Task item
The response must contain every record, repeated exactly.

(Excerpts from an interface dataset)

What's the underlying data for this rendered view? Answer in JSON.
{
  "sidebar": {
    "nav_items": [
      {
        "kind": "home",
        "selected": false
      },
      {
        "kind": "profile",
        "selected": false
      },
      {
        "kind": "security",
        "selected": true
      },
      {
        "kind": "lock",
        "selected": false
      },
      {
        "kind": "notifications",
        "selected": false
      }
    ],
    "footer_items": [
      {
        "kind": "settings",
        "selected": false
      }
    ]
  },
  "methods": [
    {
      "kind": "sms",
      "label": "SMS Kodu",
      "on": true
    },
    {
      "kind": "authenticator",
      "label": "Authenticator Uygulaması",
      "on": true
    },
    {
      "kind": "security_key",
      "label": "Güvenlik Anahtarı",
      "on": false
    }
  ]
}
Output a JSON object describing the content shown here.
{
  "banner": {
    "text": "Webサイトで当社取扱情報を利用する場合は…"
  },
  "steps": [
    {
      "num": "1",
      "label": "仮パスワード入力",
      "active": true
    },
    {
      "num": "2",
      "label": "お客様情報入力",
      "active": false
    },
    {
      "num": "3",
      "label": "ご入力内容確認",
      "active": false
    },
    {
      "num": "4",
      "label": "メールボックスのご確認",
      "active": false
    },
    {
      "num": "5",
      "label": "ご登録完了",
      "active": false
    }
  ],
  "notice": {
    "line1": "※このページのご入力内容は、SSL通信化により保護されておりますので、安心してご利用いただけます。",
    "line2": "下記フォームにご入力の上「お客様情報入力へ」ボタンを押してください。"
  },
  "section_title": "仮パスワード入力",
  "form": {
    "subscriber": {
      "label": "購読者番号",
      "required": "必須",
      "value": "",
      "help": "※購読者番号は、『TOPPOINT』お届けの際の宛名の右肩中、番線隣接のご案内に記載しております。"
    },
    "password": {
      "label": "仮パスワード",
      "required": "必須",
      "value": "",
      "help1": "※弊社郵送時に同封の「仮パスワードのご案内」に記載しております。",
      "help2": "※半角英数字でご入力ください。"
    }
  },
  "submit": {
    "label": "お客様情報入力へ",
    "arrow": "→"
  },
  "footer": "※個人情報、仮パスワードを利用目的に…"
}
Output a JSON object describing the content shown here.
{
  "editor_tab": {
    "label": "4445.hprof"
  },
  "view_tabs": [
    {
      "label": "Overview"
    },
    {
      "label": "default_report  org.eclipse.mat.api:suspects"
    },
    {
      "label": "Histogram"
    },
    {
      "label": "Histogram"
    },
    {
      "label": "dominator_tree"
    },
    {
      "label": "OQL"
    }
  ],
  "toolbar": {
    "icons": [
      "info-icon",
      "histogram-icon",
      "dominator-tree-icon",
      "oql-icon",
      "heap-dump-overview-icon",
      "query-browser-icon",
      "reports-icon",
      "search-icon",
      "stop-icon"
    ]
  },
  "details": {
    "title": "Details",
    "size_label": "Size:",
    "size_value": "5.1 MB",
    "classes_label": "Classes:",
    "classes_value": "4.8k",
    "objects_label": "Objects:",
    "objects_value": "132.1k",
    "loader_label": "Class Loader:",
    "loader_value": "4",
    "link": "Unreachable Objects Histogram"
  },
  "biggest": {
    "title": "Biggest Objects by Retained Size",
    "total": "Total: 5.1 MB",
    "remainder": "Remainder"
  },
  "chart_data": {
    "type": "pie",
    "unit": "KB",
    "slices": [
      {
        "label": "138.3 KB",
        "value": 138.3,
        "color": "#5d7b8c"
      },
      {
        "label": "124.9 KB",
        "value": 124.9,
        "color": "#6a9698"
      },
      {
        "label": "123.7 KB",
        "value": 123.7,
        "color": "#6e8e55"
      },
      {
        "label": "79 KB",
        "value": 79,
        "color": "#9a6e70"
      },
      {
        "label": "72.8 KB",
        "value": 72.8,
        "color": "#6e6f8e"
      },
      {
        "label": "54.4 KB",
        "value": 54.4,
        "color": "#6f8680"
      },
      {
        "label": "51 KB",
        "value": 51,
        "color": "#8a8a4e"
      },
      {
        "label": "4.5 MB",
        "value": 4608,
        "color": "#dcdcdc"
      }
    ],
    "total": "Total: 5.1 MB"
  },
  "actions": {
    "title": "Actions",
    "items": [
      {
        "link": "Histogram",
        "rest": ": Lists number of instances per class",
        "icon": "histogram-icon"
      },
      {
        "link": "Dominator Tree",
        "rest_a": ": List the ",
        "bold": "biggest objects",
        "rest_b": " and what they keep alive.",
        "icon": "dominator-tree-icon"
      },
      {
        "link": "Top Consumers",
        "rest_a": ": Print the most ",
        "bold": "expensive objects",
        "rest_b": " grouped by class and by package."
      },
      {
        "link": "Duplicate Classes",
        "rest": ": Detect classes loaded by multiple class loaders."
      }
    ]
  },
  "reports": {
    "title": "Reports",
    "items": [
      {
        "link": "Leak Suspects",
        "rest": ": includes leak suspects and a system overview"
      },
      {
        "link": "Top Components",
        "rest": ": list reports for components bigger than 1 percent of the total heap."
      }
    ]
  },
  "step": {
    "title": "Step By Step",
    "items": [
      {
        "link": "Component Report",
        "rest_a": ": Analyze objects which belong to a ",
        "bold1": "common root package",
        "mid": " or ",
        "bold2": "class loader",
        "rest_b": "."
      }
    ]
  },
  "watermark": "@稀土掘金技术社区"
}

Written solution
What's the underlying data for this rendered view? Answer in JSON.
{
  "sidebar": {
    "nav_items": [
      {
        "kind": "home",
        "selected": false
      },
      {
        "kind": "profile",
        "selected": false
      },
      {
        "kind": "security",
        "selected": true
      },
      {
        "kind": "lock",
        "selected": false
      },
      {
        "kind": "notifications",
        "selected": false
      }
    ],
    "footer_items": [
      {
        "kind": "settings",
        "selected": false
      }
    ]
  },
  "methods": [
    {
      "kind": "sms",
      "label": "SMS Kodu",
      "on": true
    },
    {
      "kind": "authenticator",
      "label": "Authenticator Uygulaması",
      "on": true
    },
    {
      "kind": "security_key",
      "label": "Güvenlik Anahtarı",
      "on": false
    }
  ]
}
Output a JSON object describing the content shown here.
{
  "banner": {
    "text": "Webサイトで当社取扱情報を利用する場合は…"
  },
  "steps": [
    {
      "num": "1",
      "label": "仮パスワード入力",
      "active": true
    },
    {
      "num": "2",
      "label": "お客様情報入力",
      "active": false
    },
    {
      "num": "3",
      "label": "ご入力内容確認",
      "active": false
    },
    {
      "num": "4",
      "label": "メールボックスのご確認",
      "active": false
    },
    {
      "num": "5",
      "label": "ご登録完了",
      "active": false
    }
  ],
  "notice": {
    "line1": "※このページのご入力内容は、SSL通信化により保護されておりますので、安心してご利用いただけます。",
    "line2": "下記フォームにご入力の上「お客様情報入力へ」ボタンを押してください。"
  },
  "section_title": "仮パスワード入力",
  "form": {
    "subscriber": {
      "label": "購読者番号",
      "required": "必須",
      "value": "",
      "help": "※購読者番号は、『TOPPOINT』お届けの際の宛名の右肩中、番線隣接のご案内に記載しております。"
    },
    "password": {
      "label": "仮パスワード",
      "required": "必須",
      "value": "",
      "help1": "※弊社郵送時に同封の「仮パスワードのご案内」に記載しております。",
      "help2": "※半角英数字でご入力ください。"
    }
  },
  "submit": {
    "label": "お客様情報入力へ",
    "arrow": "→"
  },
  "footer": "※個人情報、仮パスワードを利用目的に…"
}
Output a JSON object describing the content shown here.
{
  "editor_tab": {
    "label": "4445.hprof"
  },
  "view_tabs": [
    {
      "label": "Overview"
    },
    {
      "label": "default_report  org.eclipse.mat.api:suspects"
    },
    {
      "label": "Histogram"
    },
    {
      "label": "Histogram"
    },
    {
      "label": "dominator_tree"
    },
    {
      "label": "OQL"
    }
  ],
  "toolbar": {
    "icons": [
      "info-icon",
      "histogram-icon",
      "dominator-tree-icon",
      "oql-icon",
      "heap-dump-overview-icon",
      "query-browser-icon",
      "reports-icon",
      "search-icon",
      "stop-icon"
    ]
  },
  "details": {
    "title": "Details",
    "size_label": "Size:",
    "size_value": "5.1 MB",
    "classes_label": "Classes:",
    "classes_value": "4.8k",
    "objects_label": "Objects:",
    "objects_value": "132.1k",
    "loader_label": "Class Loader:",
    "loader_value": "4",
    "link": "Unreachable Objects Histogram"
  },
  "biggest": {
    "title": "Biggest Objects by Retained Size",
    "total": "Total: 5.1 MB",
    "remainder": "Remainder"
  },
  "chart_data": {
    "type": "pie",
    "unit": "KB",
    "slices": [
      {
        "label": "138.3 KB",
        "value": 138.3,
        "color": "#5d7b8c"
      },
      {
        "label": "124.9 KB",
        "value": 124.9,
        "color": "#6a9698"
      },
      {
        "label": "123.7 KB",
        "value": 123.7,
        "color": "#6e8e55"
      },
      {
        "label": "79 KB",
        "value": 79,
        "color": "#9a6e70"
      },
      {
        "label": "72.8 KB",
        "value": 72.8,
        "color": "#6e6f8e"
      },
      {
        "label": "54.4 KB",
        "value": 54.4,
        "color": "#6f8680"
      },
      {
        "label": "51 KB",
        "value": 51,
        "color": "#8a8a4e"
      },
      {
        "label": "4.5 MB",
        "value": 4608,
        "color": "#dcdcdc"
      }
    ],
    "total": "Total: 5.1 MB"
  },
  "actions": {
    "title": "Actions",
    "items": [
      {
        "link": "Histogram",
        "rest": ": Lists number of instances per class",
        "icon": "histogram-icon"
      },
      {
        "link": "Dominator Tree",
        "rest_a": ": List the ",
        "bold": "biggest objects",
        "rest_b": " and what they keep alive.",
        "icon": "dominator-tree-icon"
      },
      {
        "link": "Top Consumers",
        "rest_a": ": Print the most ",
        "bold": "expensive objects",
        "rest_b": " grouped by class and by package."
      },
      {
        "link": "Duplicate Classes",
        "rest": ": Detect classes loaded by multiple class loaders."
      }
    ]
  },
  "reports": {
    "title": "Reports",
    "items": [
      {
        "link": "Leak Suspects",
        "rest": ": includes leak suspects and a system overview"
      },
      {
        "link": "Top Components",
        "rest": ": list reports for components bigger than 1 percent of the total heap."
      }
    ]
  },
  "step": {
    "title": "Step By Step",
    "items": [
      {
        "link": "Component Report",
        "rest_a": ": Analyze objects which belong to a ",
        "bold1": "common root package",
        "mid": " or ",
        "bold2": "class loader",
        "rest_b": "."
      }
    ]
  },
  "watermark": "@稀土掘金技术社区"
}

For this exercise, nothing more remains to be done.